*** Opening of EXCERPTED RECORDS ***
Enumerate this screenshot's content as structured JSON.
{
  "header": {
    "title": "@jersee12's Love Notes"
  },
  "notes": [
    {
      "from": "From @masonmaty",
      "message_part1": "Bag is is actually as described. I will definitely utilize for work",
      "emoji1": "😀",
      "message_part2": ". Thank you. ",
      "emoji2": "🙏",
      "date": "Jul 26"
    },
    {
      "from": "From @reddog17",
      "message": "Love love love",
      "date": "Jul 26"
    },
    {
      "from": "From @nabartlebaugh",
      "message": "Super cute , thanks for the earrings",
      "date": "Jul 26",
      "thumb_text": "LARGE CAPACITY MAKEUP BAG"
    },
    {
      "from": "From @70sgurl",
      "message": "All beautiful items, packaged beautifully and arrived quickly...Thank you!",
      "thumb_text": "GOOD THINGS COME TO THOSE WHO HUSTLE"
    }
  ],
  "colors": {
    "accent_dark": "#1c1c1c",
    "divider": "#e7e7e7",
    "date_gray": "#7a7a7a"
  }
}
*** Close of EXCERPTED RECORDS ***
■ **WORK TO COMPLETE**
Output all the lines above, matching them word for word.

■ **FINAL ANSWER**
Enumerate this screenshot's content as structured JSON.
{
  "header": {
    "title": "@jersee12's Love Notes"
  },
  "notes": [
    {
      "from": "From @masonmaty",
      "message_part1": "Bag is is actually as described. I will definitely utilize for work",
      "emoji1": "😀",
      "message_part2": ". Thank you. ",
      "emoji2": "🙏",
      "date": "Jul 26"
    },
    {
      "from": "From @reddog17",
      "message": "Love love love",
      "date": "Jul 26"
    },
    {
      "from": "From @nabartlebaugh",
      "message": "Super cute , thanks for the earrings",
      "date": "Jul 26",
      "thumb_text": "LARGE CAPACITY MAKEUP BAG"
    },
    {
      "from": "From @70sgurl",
      "message": "All beautiful items, packaged beautifully and arrived quickly...Thank you!",
      "thumb_text": "GOOD THINGS COME TO THOSE WHO HUSTLE"
    }
  ],
  "colors": {
    "accent_dark": "#1c1c1c",
    "divider": "#e7e7e7",
    "date_gray": "#7a7a7a"
  }
}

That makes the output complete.